PROBLEM DETAILS:
Return every record below exactly as written, but leave out the pictures.
━━━ RECORD EXTRACTS ━━━
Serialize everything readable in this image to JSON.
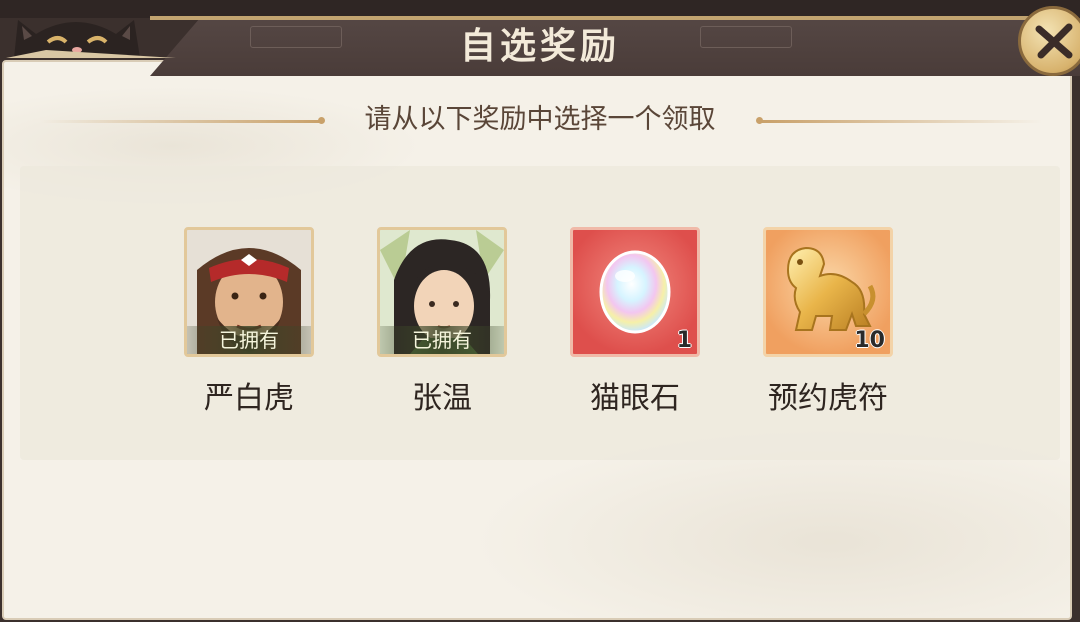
{
  "window": {
    "title": "自选奖励",
    "subtitle": "请从以下奖励中选择一个领取"
  },
  "rewards": [
    {
      "name": "严白虎",
      "badge": "已拥有",
      "quantity": "",
      "icon": "yan-baihu-portrait-icon"
    },
    {
      "name": "张温",
      "badge": "已拥有",
      "quantity": "",
      "icon": "zhang-wen-portrait-icon"
    },
    {
      "name": "猫眼石",
      "badge": "",
      "quantity": "1",
      "icon": "cats-eye-gem-icon"
    },
    {
      "name": "预约虎符",
      "badge": "",
      "quantity": "10",
      "icon": "golden-tiger-tally-icon"
    }
  ],
  "colors": {
    "header": "#4a3c39",
    "panel": "#f5f1e8",
    "accent_gold": "#c9a16a",
    "text_dark": "#2e2520",
    "gem_card_bg": "#e25a55",
    "tiger_card_bg": "#f0a060"
  }
}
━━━
EXERCISE ANSWER:
Serialize everything readable in this image to JSON.
{
  "window": {
    "title": "自选奖励",
    "subtitle": "请从以下奖励中选择一个领取"
  },
  "rewards": [
    {
      "name": "严白虎",
      "badge": "已拥有",
      "quantity": "",
      "icon": "yan-baihu-portrait-icon"
    },
    {
      "name": "张温",
      "badge": "已拥有",
      "quantity": "",
      "icon": "zhang-wen-portrait-icon"
    },
    {
      "name": "猫眼石",
      "badge": "",
      "quantity": "1",
      "icon": "cats-eye-gem-icon"
    },
    {
      "name": "预约虎符",
      "badge": "",
      "quantity": "10",
      "icon": "golden-tiger-tally-icon"
    }
  ],
  "colors": {
    "header": "#4a3c39",
    "panel": "#f5f1e8",
    "accent_gold": "#c9a16a",
    "text_dark": "#2e2520",
    "gem_card_bg": "#e25a55",
    "tiger_card_bg": "#f0a060"
  }
}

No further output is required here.